A lot of your work explores your identity as a member of the Korean diaspora, and I know you’ve recently created protest posters in support of Black Lives Matter. Would you say that your work is politically engaged?

Lately, I’m really conscious of the fact that I don’t want to make escapist art. You can’t just wish yourself away and not consider the realities and problems that communities are facing day-to-day. I think, as an artist, it’s important to have that free imaginative space, but it’s important that you don’t just end up blindly making up stories. I don’t make overtly social commentary work, that’s not the way I operate either, because I don’t want to be telling people how I think they should think. The fantastical realm is the best way for me to touch the real, the best way for me to even navigate all this stuff.

As a consequence of being the child of immigrants and growing up with a mostly white, mainstream North American background, issues of racism are not a surprise to me. I’m not Black and I don’t have dark skin but I’ve always been very aware. I’ve always been kind of thinking. But when you start really looking at the fact that this is a global, systemic thing, there’s an exhaustion – you can’t take it any more. For many artists and many people, coronavirus and Black Lives Matter, which are the results of many systems that have been in place for hundreds of years, are a wake-up call.

I’m going to pass on a question from our guest editor Harold Offeh now, which is this – what tools, either real or metaphorical, might you employ to dismantle or construct an aspect of contemporary culture?

One of the things that I’m trying to think about and get more into is working within and listening to community.

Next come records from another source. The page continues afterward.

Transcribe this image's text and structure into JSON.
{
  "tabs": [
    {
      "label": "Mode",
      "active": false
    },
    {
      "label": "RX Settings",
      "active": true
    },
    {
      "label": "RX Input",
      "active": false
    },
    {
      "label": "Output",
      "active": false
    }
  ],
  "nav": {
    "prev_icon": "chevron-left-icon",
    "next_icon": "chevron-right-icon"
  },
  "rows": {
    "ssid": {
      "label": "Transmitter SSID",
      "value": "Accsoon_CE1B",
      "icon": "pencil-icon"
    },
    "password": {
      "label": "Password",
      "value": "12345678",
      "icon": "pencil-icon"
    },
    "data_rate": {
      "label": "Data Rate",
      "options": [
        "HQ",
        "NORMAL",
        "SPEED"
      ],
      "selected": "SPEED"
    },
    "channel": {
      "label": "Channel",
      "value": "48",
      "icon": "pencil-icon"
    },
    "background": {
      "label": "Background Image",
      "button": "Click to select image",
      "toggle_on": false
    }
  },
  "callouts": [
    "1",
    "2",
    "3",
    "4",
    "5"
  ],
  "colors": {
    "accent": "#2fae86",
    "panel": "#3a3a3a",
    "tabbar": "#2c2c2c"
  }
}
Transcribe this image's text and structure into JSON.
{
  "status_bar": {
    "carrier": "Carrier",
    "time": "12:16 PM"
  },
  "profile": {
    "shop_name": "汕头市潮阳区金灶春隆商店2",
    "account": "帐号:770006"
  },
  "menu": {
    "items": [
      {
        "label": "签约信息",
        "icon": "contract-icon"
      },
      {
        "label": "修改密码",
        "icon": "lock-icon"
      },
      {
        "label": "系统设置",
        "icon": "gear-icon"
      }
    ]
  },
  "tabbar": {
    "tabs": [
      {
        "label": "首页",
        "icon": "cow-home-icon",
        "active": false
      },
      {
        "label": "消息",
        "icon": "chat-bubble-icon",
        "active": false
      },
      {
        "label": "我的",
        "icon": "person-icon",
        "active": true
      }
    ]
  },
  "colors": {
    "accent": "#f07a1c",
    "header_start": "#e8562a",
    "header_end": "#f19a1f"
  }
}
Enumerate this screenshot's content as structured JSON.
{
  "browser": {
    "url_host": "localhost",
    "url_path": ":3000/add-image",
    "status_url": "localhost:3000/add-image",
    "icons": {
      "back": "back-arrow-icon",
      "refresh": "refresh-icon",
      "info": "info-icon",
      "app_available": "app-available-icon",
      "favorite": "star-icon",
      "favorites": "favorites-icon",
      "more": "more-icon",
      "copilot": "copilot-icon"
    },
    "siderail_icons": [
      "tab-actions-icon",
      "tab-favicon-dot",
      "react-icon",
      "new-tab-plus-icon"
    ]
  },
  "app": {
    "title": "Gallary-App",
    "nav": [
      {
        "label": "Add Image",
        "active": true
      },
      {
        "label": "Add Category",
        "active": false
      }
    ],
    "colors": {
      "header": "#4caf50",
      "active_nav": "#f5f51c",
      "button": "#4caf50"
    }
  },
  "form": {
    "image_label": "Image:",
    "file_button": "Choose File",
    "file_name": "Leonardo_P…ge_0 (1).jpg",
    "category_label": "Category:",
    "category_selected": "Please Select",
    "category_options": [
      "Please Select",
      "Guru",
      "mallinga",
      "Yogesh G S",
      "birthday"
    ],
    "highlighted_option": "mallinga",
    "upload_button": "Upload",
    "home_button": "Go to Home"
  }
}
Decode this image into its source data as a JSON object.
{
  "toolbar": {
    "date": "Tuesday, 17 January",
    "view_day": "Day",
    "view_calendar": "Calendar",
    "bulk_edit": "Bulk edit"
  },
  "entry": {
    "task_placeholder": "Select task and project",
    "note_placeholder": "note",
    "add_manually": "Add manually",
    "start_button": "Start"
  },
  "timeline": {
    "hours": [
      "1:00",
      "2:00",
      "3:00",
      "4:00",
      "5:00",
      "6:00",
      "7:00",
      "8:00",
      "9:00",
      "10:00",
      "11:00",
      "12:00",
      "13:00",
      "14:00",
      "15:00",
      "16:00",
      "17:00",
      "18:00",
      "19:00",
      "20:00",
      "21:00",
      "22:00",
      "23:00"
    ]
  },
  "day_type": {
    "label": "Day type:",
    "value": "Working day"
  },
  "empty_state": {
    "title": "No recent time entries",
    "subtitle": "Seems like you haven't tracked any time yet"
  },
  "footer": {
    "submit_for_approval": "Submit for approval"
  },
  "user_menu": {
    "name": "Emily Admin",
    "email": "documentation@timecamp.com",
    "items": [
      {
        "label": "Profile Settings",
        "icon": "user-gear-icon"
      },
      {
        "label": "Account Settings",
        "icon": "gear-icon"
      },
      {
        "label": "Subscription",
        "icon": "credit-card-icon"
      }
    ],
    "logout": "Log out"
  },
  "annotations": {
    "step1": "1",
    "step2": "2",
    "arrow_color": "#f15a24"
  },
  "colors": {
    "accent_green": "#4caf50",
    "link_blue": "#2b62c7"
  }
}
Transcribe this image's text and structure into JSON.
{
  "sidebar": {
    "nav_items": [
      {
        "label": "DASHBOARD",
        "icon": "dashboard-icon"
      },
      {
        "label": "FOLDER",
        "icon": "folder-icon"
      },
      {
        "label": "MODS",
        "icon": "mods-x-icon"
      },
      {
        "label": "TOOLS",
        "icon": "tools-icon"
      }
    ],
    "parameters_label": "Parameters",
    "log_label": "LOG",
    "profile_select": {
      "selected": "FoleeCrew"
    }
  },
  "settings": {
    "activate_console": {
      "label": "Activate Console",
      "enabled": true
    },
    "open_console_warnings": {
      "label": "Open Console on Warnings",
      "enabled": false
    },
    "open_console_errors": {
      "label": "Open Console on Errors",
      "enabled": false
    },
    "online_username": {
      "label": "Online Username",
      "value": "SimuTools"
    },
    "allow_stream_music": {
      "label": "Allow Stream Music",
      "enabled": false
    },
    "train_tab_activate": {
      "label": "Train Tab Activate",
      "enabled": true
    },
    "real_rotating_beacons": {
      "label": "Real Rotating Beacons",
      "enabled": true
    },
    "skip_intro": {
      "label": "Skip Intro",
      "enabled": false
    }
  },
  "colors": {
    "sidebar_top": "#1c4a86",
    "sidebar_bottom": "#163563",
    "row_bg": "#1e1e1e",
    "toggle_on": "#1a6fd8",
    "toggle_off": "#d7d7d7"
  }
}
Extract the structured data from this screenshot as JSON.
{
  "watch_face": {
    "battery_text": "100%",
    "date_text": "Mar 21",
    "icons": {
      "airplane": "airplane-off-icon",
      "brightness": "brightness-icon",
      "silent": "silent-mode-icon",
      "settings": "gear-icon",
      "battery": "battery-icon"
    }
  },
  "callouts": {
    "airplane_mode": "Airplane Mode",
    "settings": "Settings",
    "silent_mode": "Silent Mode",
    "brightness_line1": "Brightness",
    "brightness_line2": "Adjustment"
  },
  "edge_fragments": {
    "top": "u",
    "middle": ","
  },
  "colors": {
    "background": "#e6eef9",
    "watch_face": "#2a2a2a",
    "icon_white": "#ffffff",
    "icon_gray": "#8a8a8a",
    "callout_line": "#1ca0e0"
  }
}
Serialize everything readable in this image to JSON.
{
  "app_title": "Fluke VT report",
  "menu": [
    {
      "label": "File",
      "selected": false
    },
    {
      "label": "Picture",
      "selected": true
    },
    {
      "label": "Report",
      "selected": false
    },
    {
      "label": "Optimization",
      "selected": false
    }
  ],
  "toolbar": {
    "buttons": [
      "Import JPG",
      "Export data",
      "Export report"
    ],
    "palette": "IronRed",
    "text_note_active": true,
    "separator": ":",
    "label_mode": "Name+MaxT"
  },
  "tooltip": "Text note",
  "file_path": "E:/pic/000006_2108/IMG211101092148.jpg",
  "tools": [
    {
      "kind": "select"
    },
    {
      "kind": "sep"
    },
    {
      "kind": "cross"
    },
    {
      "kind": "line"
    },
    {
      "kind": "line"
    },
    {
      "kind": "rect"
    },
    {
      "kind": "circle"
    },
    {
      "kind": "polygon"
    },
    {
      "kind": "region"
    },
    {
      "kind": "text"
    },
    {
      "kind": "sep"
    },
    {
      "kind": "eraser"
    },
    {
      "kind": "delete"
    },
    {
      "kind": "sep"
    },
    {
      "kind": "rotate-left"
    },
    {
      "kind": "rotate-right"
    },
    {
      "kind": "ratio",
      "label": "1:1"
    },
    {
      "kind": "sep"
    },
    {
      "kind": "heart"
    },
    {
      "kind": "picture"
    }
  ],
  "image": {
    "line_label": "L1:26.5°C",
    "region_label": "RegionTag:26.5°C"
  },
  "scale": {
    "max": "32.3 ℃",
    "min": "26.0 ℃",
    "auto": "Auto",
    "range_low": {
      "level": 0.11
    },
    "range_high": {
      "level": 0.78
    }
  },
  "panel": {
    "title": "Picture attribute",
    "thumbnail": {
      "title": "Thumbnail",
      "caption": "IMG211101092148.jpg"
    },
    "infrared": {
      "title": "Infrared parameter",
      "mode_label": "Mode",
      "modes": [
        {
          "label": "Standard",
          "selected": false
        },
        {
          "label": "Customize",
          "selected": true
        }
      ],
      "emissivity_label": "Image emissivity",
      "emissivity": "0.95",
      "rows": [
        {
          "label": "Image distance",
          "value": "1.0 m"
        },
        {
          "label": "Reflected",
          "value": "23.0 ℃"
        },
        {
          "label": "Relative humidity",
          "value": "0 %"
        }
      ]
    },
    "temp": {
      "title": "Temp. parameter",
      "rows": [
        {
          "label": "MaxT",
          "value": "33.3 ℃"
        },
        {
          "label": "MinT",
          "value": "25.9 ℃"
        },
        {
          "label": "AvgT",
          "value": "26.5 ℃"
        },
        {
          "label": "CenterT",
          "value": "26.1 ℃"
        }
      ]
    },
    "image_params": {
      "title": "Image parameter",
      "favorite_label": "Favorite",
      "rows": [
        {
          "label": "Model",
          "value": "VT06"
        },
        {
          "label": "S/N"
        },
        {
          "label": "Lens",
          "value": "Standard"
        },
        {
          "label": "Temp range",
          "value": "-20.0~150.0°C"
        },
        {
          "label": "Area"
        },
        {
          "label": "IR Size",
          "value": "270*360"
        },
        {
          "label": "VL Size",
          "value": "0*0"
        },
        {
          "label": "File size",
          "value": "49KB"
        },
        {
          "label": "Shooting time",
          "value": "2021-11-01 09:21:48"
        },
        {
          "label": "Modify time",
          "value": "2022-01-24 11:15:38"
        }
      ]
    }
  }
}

For me, that community is also community I don’t belong to, communities that are not always listened to. The most fundamental tool I have is this idea of knowledge sharing and being respectful of knowledge. I guess it’s the knowledge of really listening to and centring Black queer thought in regards to feminist thinking or more holistic approaches to living. I’m also really interested in what Indigenous folks are thinking about in their own cultural relationships to the land, their stewardship of the land. It’s like the decentring of authoritarian voices in my life. It’s also about sharing – if we have some knowledge bestowed upon us, it’s selfish to not share that with each other.

But also I’ve been thinking about how to apply this when it comes to the art world. The art world, like all niche industries, is very competitive. There’s this idea that scarcity is among us and you have to be very competitive in order to catch the fruit, so I would like to think about the fact that, actually, there’s an abundance of creativity, an abundance of artists and an abundance of ways that we can show up for each other. It really feels more possible at the moment, I think because we’re all online you have to be more creative and there are certain hierarchies that are being slowly eroded. Even just reimagining the really small community of the art world and how that functions, the sharing of a platform, the sharing of knowledge, is really, really indicative of actual change-making. I know this isn’t a very neat, nicely boxed answer, but I feel like it’s the truest one.

 

The DIY Issue is out now, get your own copy here.

15 January 2021